Sunday, July 21, 2013


Earlier this year we caught Rudimental on a whim at Bowery Ballroom just after they exploded in Austin, Texas, at their much talked about showcases at SXSW. The English band, which combine hip-hop, R&B, funk, rock, jazz, raggae, and everything in between blew the lid off iconic downtown venue and cemented their place as one of the best live acts we saw this year. While the bands debut, Home, will finally be released in the U.S. on August 6 via Big Beat, the group have had a busy season overseas performing at Glastonbury and opening for Nas on his European tour. We spoke to producer, DJ, and member Piers Agget about the bands success, live shows, and how playing around the world still makes them feel at home. Take a look at our interview below:

The definition of Rudimental is “A fundamental element, principle, or skill, as of a field of learning.” How does that apply to you as a band?

I think soul is a fundamental element in our music and it’s definitely a principle that we stand by. The name actually came from a music theory book called The Book of Rudiments. It's basically teaches the rhythms and roots of music.

The sounds and styles of this band range from jazz, funk, soul, drum & bass, and so much more. How does a song get crafted when this band has so many styles?

It varies. Sometimes we write the idea and sing it ourselves, sometimes we jam an idea in the studio and other time ideas are made on our laptops, on the road. When we make a tune we it’s a lot to do with how were feeling, and the mood which will normally determine the vibe, tempo and genre of the song.

Your debut album is be called “Home,” is this an homage to London?

Yea and also “Home” is really about community and positivity. We are from Hackney, London but when we play to thousands of people in festivals we also feel at home. 

How has London influenced this band?

Walking down the street in London you see so many cultures and styles. On my street there was reggae pumping out of one window, Irish folk out of another, and out of mine was drum and bass/garage/house. There is also a pirate radio and an underground club culture that influenced us massively. We used to DJ on illegal radio stations to get our tunes heard, and go to warehouses and clubs and listen to various styles of bass music.

Who are some of your musical influences?

It ranges from Sly and the Family Stone, Funkadelic, Marvin Gaye to Massive Attack, and Soul to Soul. We were all heavily into the score by The Fugees when we were young too.
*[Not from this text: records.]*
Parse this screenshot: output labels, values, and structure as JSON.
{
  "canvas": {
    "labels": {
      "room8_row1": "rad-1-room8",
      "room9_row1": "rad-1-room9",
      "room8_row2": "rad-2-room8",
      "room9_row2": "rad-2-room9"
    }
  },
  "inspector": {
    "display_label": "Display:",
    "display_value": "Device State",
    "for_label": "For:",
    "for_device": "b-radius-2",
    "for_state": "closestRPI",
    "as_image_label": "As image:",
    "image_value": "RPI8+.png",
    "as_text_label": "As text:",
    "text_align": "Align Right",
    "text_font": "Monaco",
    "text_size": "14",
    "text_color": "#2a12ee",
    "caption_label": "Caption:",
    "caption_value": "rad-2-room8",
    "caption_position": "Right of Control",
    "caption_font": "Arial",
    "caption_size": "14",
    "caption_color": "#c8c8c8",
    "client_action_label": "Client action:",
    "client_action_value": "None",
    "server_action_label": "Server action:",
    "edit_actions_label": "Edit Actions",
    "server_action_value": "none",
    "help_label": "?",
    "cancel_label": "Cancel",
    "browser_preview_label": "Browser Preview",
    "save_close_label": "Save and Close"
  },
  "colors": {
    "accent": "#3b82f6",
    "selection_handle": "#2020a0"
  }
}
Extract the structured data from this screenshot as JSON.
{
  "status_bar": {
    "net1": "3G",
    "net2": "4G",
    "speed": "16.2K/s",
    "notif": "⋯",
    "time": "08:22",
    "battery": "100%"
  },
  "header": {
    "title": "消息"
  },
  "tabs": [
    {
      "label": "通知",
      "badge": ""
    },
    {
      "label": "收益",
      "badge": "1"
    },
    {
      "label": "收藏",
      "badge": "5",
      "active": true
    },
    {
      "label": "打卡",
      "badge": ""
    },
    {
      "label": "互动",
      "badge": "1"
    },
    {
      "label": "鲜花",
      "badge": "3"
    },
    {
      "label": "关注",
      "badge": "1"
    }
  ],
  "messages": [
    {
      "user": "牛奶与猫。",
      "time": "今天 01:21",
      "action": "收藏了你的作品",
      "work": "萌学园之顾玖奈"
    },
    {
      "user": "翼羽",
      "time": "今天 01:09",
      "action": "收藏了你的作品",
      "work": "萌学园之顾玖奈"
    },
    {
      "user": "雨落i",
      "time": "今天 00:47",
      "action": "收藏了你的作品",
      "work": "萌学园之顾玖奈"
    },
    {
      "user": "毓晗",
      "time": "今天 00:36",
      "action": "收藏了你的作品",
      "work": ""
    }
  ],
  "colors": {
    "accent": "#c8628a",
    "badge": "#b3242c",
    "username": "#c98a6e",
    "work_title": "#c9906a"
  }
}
We are fans of many different styles of music and there are 4 of us so you can imagine our tastes are quite eclectic

After years of playing together, what was it like to finally get your debut together and creating it?

It’s been an amazing journey, we have recorded and made lots of tracks on the road, we finished "waiting all night" in a hotel room in Scotland. So the sound is very much influenced by our live gigs and the energy of the fans in the crowd.

There are a slew of guest vocalists on the album, how did you assemble who would be on what song? Were songs written specifically for a voice?

We write and sing on our songs and then work with singers we feel will fit that song, for example we met John Newman in a pub and heard him performing and thought he would be perfect for "Feel The Love". We also have an extended family of singers and musicians we have met in and around the music scene in London at our studio in Shoreditch. Sometimes we also write with the singers, people like MNEK, Sinead Harnett and Emili Sande who are all on the album.
Who would you still love to work with?

We are massive fans of people like Little Dragon, Lauren Hill and Janelle Monae. 

The bands live shows are some of the most extraordinary and fun things I have ever experienced. What is it like to be on a stage night in and night out doing what you love and bringing that joy to so many people?
It is so inspirational to write a song and play it live, the vibe and energy we get off the crowd gives us a buzz, and when we are on stage we are definitely at one with the crowd. 

The band made a name for themselves this year at SXSW. What was that experience like?

The Ribs at Ironworks were amazing! We played the Fader Fort and the Hype Hotel with Artists like Solange and Laura Mvula. We really enjoyed ourselves and there was a great reaction from the crowds.

You do an amazing cover of Fugees “Ready or Not,” who came up with the idea to cover that song and remix it like you do?

The album "The Score" by the Fugees was one of our favorites when we were young, there was a Jungle/DnB remix by DJ Hype of the Ready or not that we used to rave to so we thought we would mash that up on our live set.